WORK REQUIRED | Which lines below contain the word "missing"? Copy each of them.

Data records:
○ ○ ○ ○
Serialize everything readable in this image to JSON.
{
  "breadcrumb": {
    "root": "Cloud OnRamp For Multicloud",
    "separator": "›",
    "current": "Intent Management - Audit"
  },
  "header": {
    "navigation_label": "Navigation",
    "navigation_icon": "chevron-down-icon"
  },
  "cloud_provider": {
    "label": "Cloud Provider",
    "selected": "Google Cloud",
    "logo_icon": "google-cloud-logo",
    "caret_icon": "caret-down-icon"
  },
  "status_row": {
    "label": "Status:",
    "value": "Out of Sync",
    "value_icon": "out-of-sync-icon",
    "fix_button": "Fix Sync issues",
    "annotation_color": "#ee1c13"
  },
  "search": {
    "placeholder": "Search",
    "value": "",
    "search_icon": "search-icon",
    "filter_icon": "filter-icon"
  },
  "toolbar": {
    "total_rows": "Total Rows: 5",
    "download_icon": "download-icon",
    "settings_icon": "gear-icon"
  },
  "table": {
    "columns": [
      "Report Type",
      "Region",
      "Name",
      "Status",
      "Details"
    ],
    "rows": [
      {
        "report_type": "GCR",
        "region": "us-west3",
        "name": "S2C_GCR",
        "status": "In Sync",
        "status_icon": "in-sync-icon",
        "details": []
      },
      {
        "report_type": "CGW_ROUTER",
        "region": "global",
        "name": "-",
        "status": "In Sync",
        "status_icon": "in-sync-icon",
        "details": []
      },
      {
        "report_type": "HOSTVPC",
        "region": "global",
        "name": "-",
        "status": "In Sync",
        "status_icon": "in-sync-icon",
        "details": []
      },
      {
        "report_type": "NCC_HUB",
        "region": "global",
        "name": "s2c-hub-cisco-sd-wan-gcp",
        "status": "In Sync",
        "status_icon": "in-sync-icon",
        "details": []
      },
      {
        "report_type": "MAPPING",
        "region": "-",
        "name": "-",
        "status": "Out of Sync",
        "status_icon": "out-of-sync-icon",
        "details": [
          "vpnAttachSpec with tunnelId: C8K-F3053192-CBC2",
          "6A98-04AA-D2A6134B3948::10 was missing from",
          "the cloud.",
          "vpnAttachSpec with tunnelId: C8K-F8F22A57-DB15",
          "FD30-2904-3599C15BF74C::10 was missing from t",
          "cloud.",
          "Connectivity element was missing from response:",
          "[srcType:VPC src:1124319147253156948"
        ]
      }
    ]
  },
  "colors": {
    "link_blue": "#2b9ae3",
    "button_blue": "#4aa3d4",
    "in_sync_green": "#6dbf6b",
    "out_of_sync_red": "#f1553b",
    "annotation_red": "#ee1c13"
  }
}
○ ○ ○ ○
SOLUTION TO THIS TASK |
          "6A98-04AA-D2A6134B3948::10 was missing from",
          "FD30-2904-3599C15BF74C::10 was missing from t",
          "Connectivity element was missing from response:",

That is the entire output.